Make sure you dust the leaves too, just use a cloth and a bit of water and give them a wipe every now and again.
Pots & Planters
I could spend hours and hours shopping around for pots and planters. My advice would be to get ones that are portable, they’re great if you move around plants as much as I do.
I love plant stands, the big solid wood legs and durable ceramic bowls are perfect for adding a mid-century touch. I also recommend mixing materials – these terrazzo pots standing on natural wooden legs make the perfect showcase for your leafy friends. Hanging planters are a great way to make use of space too, I love a DIY macrame job or searching on Etsy for something a bit more intricate but still homemade.

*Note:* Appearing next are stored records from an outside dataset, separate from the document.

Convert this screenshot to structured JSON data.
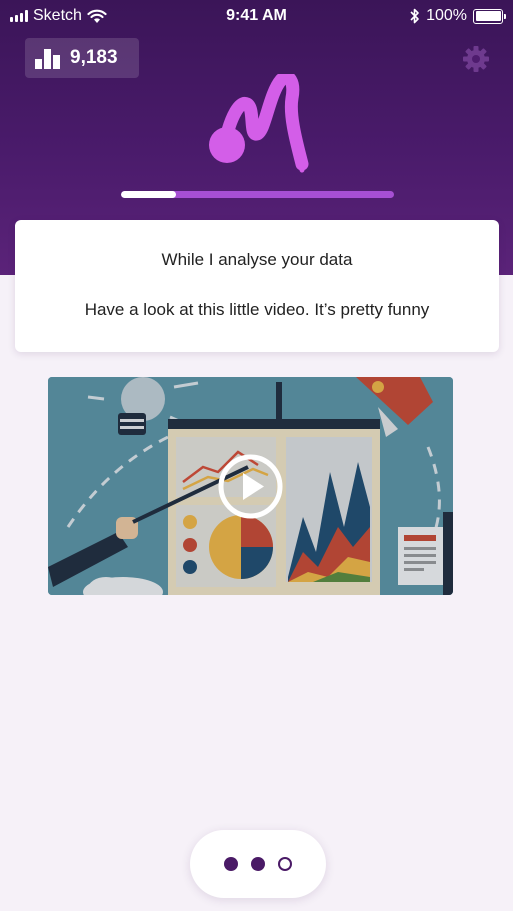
{
  "status_bar": {
    "carrier": "Sketch",
    "time": "9:41 AM",
    "battery_text": "100%",
    "icons": [
      "signal-icon",
      "wifi-icon",
      "bluetooth-icon",
      "battery-icon"
    ]
  },
  "header": {
    "score": "9,183",
    "score_icon": "bar-chart-icon",
    "settings_icon": "gear-icon",
    "logo_icon": "brand-logo-icon",
    "progress": 0.2
  },
  "message": {
    "line1": "While I analyse your data",
    "line2": "Have a look at this little video. It’s pretty funny"
  },
  "video": {
    "thumbnail": "presentation-illustration",
    "play_icon": "play-icon"
  },
  "pager": {
    "count": 3,
    "states": [
      "filled",
      "filled",
      "empty"
    ]
  },
  "colors": {
    "header_dark": "#3b1558",
    "header_light": "#5b2379",
    "accent": "#d35ee8",
    "progress_track": "#a64fd3",
    "background": "#f6f1f8",
    "dot": "#4a1a66"
  }
}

A lot of the time when you buy a house plant, you buy them in a plastic pot that sits inside a ceramic plant pot. The plastic pot sits snuggly inside the pot, and while the plastic inner pot has drainage holes, the outer pot doesn’t. It took me a while to realise I was watering the plant and the water was running through the roots and then sitting in the bottom of the ceramic pot so the roots would eventually rot.
I ended up getting some gravel (this stuff is great) and placing a layer at the bottom of each pot, and then I’d place the plastic pot on top of the gravel. After learning this trick, my plants rarely ever die!

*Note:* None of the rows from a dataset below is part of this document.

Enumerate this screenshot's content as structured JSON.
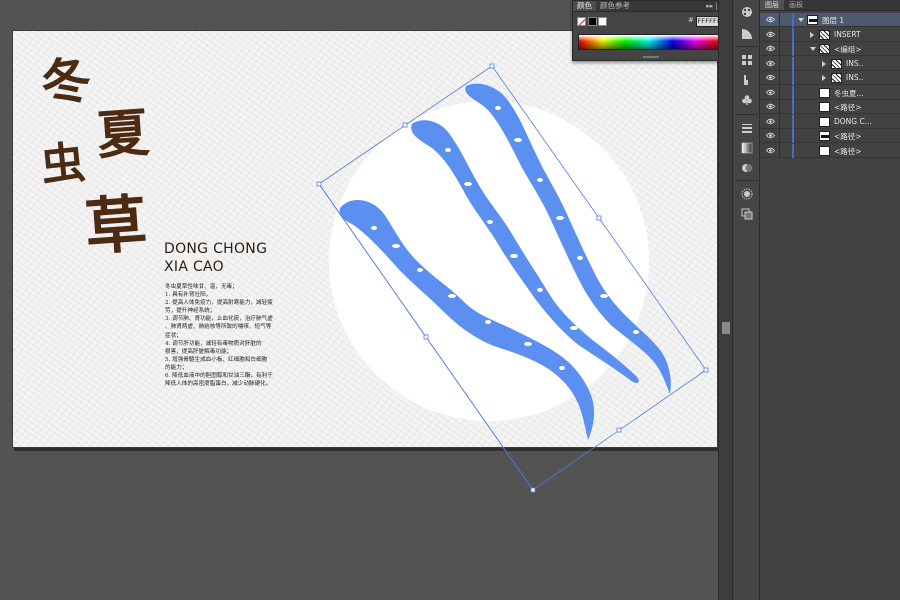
{
  "artboard": {
    "title_chars": [
      "冬",
      "夏",
      "虫",
      "草"
    ],
    "pinyin_line1": "DONG CHONG",
    "pinyin_line2": "XIA CAO",
    "description": [
      "冬虫夏草性味甘、温，无毒；",
      "1. 具有补肾壮阳，",
      "2. 提高人体免疫力，提高耐寒能力，减轻疲",
      "劳，提升神经系统；",
      "3. 调节肺、肾功能，止血化痰，治疗肺气虚",
      "、肺肾两虚、肺结核等所致的喘咳、短气等",
      "症状；",
      "4. 调节肝功能，减轻有毒物质对肝脏的",
      "损害，提高肝脏解毒功能；",
      "5. 增强骨髓生成血小板、红细胞和白细胞",
      "的能力；",
      "6. 降低血液中的胆固醇和甘油三酯，有利于",
      "降低人体的高密度脂蛋白，减少动脉硬化。"
    ]
  },
  "color_panel": {
    "tabs": [
      "颜色",
      "颜色参考"
    ],
    "hex_value": "FFFFFF",
    "hex_hash": "#",
    "menu_glyph": "▸▸ | ≡"
  },
  "layers_panel": {
    "tabs": [
      "图层",
      "画板"
    ],
    "rows": [
      {
        "name": "图层 1",
        "indent": 0,
        "expanded": true,
        "thumb": "dark",
        "selected": true
      },
      {
        "name": "INSERT",
        "indent": 1,
        "expanded": false,
        "thumb": "hatched",
        "selected": false
      },
      {
        "name": "<编组>",
        "indent": 1,
        "expanded": true,
        "thumb": "hatched",
        "selected": false
      },
      {
        "name": "INS..",
        "indent": 2,
        "expanded": false,
        "thumb": "hatched",
        "selected": false
      },
      {
        "name": "INS..",
        "indent": 2,
        "expanded": false,
        "thumb": "hatched",
        "selected": false
      },
      {
        "name": "冬虫夏...",
        "indent": 1,
        "expanded": null,
        "thumb": "plain",
        "selected": false
      },
      {
        "name": "<路径>",
        "indent": 1,
        "expanded": null,
        "thumb": "plain",
        "selected": false
      },
      {
        "name": "DONG C...",
        "indent": 1,
        "expanded": null,
        "thumb": "plain",
        "selected": false
      },
      {
        "name": "<路径>",
        "indent": 1,
        "expanded": null,
        "thumb": "dark",
        "selected": false
      },
      {
        "name": "<路径>",
        "indent": 1,
        "expanded": null,
        "thumb": "plain",
        "selected": false
      }
    ]
  },
  "colors": {
    "cordyceps_fill": "#5b8ff0",
    "selection_stroke": "#4f7be0",
    "title_brown": "#4d2a12"
  }
}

For one or two of my plants I have self-watering pots, I usually only do this if they’re ones I really want to keep alive (like my big Birds of Paradise!). So far it’s been worthwhile.
If I’m going away for a while and I don’t want to ask the catsitter to water the plants relentlessly, I’ll give my plants a big drink and then use a couple of these to slowly release water while I’m away. I don’t think they’re aaaaamazing, but they seem to do the trick short term.
I also use plant food every few waters to give my plants a boost, you can easily overdo it with fertiliser so use sparingly!
Repotting & Propagating Your Plants
This is where it gets messy! The amount of times I’ve had to spend an hour cleaning black soil from my bathtub because we don’t have much in the way of a garden… ugh.
Both repotting and propagating are easy enough to do, and you may need to do it every now and again for plants like a Monstera that have a lot of big roots and lots of leaves! I just follow a couple of YouTube videos, the clean up job takes a lot longer!
Pets & Plants
Probably once a day I get a message or comment saying that one of my plants is toxic to cats, at this point I pretty much assume that all plants are toxic to cats – but thankfully my two kitties don’t go anywhere near them, they’ve just never been interested in plants at all. If you have a pet that can’t keep away, put the plant up high and be wary of your pet around them. There are some dried flowers and things my cats do love to chew so we don’t tend to have them, it’s just not worth them getting ill over it.
I hope this is a helpful little guide for anyone who wants to add a bit more greenery to their home! I tried to set out basic tips and advice that is easy to stick to without having a good knowledge of plants, so please do let me know how you get on…